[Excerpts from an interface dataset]
* * * *

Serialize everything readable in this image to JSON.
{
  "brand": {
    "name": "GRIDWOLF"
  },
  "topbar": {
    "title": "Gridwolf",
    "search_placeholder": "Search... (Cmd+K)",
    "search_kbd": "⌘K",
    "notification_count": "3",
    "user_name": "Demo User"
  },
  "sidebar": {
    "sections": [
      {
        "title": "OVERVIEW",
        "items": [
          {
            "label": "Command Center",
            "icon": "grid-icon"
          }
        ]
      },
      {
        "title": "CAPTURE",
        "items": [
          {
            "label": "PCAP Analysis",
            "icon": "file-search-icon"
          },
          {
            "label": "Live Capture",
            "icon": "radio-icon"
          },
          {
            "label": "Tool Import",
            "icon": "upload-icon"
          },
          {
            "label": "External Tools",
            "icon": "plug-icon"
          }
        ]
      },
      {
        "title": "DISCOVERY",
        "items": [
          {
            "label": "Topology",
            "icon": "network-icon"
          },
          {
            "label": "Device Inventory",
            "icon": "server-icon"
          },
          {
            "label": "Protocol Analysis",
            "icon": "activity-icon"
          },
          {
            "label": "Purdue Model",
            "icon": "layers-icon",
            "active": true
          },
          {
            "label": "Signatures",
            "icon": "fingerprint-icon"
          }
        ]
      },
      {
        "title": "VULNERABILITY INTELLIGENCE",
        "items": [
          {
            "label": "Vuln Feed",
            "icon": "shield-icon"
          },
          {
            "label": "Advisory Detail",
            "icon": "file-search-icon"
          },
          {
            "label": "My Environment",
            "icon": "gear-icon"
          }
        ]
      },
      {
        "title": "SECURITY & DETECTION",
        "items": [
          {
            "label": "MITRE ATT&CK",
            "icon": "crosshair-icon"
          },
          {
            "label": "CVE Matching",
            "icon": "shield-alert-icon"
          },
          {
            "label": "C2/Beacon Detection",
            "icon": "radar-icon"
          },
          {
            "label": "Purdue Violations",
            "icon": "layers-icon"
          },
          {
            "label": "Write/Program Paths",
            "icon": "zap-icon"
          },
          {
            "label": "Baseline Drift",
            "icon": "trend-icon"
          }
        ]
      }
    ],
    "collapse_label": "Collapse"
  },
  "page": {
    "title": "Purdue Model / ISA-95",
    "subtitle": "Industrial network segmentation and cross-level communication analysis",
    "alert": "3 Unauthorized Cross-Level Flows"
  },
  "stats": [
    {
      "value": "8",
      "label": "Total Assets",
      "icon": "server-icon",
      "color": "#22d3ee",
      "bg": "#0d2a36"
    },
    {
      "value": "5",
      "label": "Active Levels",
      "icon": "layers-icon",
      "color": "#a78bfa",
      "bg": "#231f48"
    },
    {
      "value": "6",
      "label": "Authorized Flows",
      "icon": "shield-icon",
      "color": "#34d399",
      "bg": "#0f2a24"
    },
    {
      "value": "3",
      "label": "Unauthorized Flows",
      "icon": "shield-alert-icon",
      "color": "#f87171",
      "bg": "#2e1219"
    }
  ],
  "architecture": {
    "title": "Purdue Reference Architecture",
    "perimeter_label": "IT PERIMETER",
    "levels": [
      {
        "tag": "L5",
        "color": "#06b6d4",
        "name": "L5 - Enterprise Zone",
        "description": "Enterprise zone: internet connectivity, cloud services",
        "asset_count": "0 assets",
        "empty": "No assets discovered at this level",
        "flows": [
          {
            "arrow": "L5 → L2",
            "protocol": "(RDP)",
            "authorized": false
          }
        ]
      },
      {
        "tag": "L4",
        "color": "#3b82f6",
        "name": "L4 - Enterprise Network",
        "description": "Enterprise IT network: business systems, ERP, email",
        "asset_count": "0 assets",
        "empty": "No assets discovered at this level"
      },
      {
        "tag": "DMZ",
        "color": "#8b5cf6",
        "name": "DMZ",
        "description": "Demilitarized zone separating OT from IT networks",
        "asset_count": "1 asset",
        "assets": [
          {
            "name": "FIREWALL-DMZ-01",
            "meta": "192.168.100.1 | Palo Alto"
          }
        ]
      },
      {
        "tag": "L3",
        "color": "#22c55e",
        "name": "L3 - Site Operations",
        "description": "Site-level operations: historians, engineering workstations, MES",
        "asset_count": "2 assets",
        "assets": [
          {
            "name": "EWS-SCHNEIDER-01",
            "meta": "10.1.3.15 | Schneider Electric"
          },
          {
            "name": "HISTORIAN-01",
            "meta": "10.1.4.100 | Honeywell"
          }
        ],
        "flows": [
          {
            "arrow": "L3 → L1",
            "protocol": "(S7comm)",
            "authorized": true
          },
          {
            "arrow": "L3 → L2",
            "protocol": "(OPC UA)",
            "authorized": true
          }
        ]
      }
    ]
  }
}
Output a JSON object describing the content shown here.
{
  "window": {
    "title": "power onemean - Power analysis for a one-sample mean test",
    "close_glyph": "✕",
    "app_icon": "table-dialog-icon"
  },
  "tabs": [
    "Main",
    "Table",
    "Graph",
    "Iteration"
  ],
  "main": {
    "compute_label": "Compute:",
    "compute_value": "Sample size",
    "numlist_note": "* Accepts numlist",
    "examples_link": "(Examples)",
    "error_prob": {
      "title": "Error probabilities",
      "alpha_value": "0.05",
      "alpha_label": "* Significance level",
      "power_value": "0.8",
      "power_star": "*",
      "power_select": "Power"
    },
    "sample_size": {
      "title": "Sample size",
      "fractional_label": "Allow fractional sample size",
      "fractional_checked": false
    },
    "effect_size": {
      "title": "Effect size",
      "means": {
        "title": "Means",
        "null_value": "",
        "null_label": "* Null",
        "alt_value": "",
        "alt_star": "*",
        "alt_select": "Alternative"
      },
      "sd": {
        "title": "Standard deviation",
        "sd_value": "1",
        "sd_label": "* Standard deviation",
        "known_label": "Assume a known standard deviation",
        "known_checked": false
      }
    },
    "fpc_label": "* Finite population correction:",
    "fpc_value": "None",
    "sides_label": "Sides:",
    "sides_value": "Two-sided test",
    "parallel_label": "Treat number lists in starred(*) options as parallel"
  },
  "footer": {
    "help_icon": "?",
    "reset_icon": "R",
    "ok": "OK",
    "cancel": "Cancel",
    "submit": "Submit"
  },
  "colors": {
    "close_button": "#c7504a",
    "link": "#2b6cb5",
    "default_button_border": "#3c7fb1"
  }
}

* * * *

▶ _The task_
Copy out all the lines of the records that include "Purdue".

▶ _Task answer_
            "label": "Purdue Model",
            "label": "Purdue Violations",
    "title": "Purdue Model / ISA-95",
    "title": "Purdue Reference Architecture",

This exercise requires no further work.